Investigators reviewed footage from two body cameras, dashboard-mounted police cameras, and witness cell phone videos.

Though he was “slightly impaired” at the scene, Mr Brooks was “almost jovial” while cooperating with officers for 41 minutes and 17 seconds, Mr Howard said.

Mr Brooks was “never informed that he was under arrest for driving under the influence” and “never presented himself as a threat”, he said.

He was on the ground for 2 minutes and 12 seconds after he was shot, and ”Officer Rolfe actually kicked Mr Brooks while he laid on the ground, while he was there fighting for his life,” Mr Howard said.

After he shot Mr Brooks, Mr Rolfe said, “I got him.”

The other officer at the scene, Devin Brosnan, “stood on Mr Brooks’s shoulder” while Mr Brooks was on the ground, according to the district attorney. He has been charged with aggravated assault and several police department violations.

“Based on the way these officers conducted themselves ... that demeanour of officers immediately after the shooting did not reflect any fear or danger of Mr Brooks,” Mr Howard said. “Their actions really reflected other kinds of emotions.”

Mr Brosnan has admitted to standing on Mr Brooks’s shoulder and will serve as a state witness, Mr Howard said. It would be the first time in the department’s history that an officer will have done so.

But a statement from Mr Brosnan’s attorney to the Atlanta Journal Constitution disputes the district attorney’s statement and said his client maintains his innocence.

The Georgia Bureau of Investigation, which is performing its own investigation, also said it was not aware of the district attorney’s press conference nor was it consulted on charges revealed on Wednesday.

“Although we have made significant progress in the case, we have not completed our work,” the agency said in a statement. “Our goal in every officer involved shooting case we are requested to review, is to complete a thorough, impartial investigation before we submit the file to the respective District Attorney’s Office.”

The case is among 40 prosecutions from the district attorney’s office over police misconduct, Mr Howard said.

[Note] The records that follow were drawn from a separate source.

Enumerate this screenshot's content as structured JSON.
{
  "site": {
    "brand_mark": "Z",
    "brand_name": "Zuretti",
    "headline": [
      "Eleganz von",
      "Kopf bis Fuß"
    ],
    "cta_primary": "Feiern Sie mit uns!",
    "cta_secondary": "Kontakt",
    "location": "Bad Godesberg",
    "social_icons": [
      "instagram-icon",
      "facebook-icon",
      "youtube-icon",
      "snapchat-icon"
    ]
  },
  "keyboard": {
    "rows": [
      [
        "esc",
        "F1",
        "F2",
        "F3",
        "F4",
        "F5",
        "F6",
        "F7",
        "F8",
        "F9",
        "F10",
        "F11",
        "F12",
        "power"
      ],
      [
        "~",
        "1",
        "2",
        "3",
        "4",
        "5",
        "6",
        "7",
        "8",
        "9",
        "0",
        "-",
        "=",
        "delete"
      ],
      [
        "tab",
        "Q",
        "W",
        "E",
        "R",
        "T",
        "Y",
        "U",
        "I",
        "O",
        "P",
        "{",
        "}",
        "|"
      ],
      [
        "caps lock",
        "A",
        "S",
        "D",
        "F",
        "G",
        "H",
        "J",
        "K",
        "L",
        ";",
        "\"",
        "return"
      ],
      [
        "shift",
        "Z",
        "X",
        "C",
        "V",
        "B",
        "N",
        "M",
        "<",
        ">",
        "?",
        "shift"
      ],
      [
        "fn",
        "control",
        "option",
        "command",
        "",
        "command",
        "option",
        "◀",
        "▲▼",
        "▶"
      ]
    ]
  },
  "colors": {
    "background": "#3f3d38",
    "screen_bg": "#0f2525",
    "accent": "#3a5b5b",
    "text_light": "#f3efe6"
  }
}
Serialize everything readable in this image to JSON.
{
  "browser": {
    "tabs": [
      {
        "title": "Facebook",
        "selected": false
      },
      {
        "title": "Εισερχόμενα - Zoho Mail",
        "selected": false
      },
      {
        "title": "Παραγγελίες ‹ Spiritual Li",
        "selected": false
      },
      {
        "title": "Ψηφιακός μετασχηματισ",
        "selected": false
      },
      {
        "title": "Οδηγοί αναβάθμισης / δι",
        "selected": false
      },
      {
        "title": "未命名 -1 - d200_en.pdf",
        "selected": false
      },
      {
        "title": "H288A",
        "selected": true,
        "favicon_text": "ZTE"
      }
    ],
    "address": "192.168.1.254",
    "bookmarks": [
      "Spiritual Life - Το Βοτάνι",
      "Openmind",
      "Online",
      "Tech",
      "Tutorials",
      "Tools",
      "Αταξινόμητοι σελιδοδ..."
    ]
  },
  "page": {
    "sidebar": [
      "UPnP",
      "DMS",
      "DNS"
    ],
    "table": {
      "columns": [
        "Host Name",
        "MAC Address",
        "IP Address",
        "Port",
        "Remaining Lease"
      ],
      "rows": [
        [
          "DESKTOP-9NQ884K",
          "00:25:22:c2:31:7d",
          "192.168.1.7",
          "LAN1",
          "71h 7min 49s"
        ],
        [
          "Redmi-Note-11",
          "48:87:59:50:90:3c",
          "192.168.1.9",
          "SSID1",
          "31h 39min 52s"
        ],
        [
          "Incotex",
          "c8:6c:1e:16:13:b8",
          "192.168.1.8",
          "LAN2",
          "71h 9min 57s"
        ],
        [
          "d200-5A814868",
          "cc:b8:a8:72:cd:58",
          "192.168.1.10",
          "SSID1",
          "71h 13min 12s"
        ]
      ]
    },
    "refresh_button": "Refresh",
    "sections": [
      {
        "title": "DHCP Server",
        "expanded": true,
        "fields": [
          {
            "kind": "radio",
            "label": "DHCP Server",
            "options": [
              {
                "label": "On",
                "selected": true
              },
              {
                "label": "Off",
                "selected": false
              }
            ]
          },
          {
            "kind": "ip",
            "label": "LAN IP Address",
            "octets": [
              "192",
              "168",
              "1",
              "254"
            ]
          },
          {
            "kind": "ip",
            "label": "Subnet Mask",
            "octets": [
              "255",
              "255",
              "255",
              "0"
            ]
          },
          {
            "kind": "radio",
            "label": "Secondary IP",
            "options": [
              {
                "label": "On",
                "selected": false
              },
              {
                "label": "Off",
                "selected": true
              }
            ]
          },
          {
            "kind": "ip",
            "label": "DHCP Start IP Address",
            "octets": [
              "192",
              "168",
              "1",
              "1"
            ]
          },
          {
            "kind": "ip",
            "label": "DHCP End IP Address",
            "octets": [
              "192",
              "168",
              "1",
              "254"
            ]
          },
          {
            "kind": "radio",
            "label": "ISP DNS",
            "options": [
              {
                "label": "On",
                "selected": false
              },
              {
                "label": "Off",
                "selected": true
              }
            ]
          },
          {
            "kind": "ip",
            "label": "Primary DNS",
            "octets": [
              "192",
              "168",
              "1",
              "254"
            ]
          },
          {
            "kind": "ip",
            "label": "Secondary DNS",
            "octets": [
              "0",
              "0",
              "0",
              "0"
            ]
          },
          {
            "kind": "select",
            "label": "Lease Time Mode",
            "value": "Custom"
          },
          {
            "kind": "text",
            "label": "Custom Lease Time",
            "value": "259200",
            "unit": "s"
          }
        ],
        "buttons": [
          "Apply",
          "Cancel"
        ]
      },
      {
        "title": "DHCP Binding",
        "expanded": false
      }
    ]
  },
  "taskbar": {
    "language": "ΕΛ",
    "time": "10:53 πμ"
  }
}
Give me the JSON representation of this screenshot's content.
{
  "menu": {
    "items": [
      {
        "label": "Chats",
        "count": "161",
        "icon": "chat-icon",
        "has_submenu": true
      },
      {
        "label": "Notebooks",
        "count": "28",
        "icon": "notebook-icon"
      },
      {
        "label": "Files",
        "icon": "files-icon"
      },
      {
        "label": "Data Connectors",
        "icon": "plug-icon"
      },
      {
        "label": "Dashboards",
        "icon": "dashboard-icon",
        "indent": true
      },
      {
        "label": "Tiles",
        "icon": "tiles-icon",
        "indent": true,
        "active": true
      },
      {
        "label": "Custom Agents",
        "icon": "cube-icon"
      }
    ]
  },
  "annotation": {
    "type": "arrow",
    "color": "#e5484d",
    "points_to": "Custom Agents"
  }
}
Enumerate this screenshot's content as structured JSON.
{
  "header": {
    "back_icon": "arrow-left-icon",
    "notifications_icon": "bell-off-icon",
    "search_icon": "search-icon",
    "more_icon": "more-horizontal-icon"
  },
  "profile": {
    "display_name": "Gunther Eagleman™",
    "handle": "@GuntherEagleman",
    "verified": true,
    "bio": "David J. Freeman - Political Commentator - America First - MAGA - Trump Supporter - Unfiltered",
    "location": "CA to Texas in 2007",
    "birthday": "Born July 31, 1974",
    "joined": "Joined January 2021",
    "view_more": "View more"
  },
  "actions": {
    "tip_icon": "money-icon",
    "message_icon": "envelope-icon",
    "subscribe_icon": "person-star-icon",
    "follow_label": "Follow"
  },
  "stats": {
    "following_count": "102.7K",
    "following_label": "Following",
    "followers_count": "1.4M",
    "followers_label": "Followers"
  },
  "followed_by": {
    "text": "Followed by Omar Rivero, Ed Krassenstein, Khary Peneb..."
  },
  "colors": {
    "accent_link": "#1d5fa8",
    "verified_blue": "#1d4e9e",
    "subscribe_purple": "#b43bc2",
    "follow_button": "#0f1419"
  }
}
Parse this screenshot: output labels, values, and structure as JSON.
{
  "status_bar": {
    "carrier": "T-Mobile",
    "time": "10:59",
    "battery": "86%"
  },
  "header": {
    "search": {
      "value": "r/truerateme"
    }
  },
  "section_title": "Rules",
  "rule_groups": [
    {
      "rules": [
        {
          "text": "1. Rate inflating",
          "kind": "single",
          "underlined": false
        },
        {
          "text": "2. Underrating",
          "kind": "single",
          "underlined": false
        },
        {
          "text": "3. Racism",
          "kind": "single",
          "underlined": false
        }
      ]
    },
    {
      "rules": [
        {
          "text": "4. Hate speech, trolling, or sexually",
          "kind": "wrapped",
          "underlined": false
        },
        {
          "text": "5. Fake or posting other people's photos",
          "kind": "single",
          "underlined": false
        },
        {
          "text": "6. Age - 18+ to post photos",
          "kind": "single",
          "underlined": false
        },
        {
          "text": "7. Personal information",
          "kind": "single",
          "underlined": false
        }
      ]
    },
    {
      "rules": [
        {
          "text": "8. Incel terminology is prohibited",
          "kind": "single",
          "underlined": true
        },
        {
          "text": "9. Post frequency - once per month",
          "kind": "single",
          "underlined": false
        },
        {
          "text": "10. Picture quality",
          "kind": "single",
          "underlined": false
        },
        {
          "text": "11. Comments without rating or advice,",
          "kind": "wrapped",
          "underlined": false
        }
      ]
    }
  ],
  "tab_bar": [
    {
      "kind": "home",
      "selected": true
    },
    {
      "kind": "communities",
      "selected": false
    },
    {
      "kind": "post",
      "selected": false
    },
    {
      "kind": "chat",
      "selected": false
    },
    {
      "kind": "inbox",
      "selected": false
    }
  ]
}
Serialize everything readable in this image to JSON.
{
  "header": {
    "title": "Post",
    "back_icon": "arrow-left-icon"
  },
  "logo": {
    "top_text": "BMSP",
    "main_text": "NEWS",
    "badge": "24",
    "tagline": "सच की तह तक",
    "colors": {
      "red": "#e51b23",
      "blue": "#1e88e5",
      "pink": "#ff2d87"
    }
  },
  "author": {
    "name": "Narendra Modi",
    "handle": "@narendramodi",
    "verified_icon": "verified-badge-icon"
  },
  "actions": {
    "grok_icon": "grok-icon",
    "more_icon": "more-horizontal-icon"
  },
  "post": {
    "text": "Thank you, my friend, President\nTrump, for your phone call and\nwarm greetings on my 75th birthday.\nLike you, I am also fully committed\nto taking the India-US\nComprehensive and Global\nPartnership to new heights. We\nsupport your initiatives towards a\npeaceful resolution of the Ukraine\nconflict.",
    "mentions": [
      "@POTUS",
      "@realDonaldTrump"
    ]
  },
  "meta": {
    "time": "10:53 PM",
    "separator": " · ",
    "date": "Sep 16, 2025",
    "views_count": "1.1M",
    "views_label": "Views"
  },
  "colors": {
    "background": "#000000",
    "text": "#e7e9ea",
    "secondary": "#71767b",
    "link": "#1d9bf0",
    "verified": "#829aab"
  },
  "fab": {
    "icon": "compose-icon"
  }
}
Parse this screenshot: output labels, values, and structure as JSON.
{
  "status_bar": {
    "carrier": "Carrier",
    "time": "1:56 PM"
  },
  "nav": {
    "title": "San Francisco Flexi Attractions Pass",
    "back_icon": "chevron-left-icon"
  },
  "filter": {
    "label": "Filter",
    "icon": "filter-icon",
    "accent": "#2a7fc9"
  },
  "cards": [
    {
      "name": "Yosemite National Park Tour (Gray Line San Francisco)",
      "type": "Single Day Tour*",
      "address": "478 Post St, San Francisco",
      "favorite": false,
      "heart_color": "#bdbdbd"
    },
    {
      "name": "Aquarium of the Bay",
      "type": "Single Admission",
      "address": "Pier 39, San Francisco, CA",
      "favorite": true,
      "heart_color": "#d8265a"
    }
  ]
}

Mr Brooks’s killing has revived Black Lives Matter protests against police violence as millions of demonstrators have taken to the streets in the wake of the police killing of George Floyd in Minneapolis.

Mr Rolfe had previously had four complaints, according to department records, and was involved in a use of force incidents in 2015 and 2016. He joined the force in 2014.

He also was involved in five car accidents.

A statement from Mr Rolfe’s attorney said that his use of force was “justified” and that “there is no compelling reason to bring any charges against” the men before the Georgia Bureau of Investigation “has completed its investigation and published its findings”.

Register for free to continue reading

Registration is a free and easy way to support our truly independent journalism

By registering, you will also enjoy limited access to Premium articles, exclusive newsletters, commenting, and virtual events with our leading journalists

Already have an account? sign in

By clicking ‘Register’ you confirm that your data has been entered correctly and you have read and agree to our Terms of use, Cookie policy and Privacy notice.

This site is protected by reCAPTCHA and the Google Privacy policy and Terms of service apply.

Join our new commenting forum

Join thought-provoking conversations, follow other Independent readers and see their replies

Comments

Thank you for registering

Please refresh the page or navigate to another page on the site to be automatically logged inPlease refresh your browser to be logged in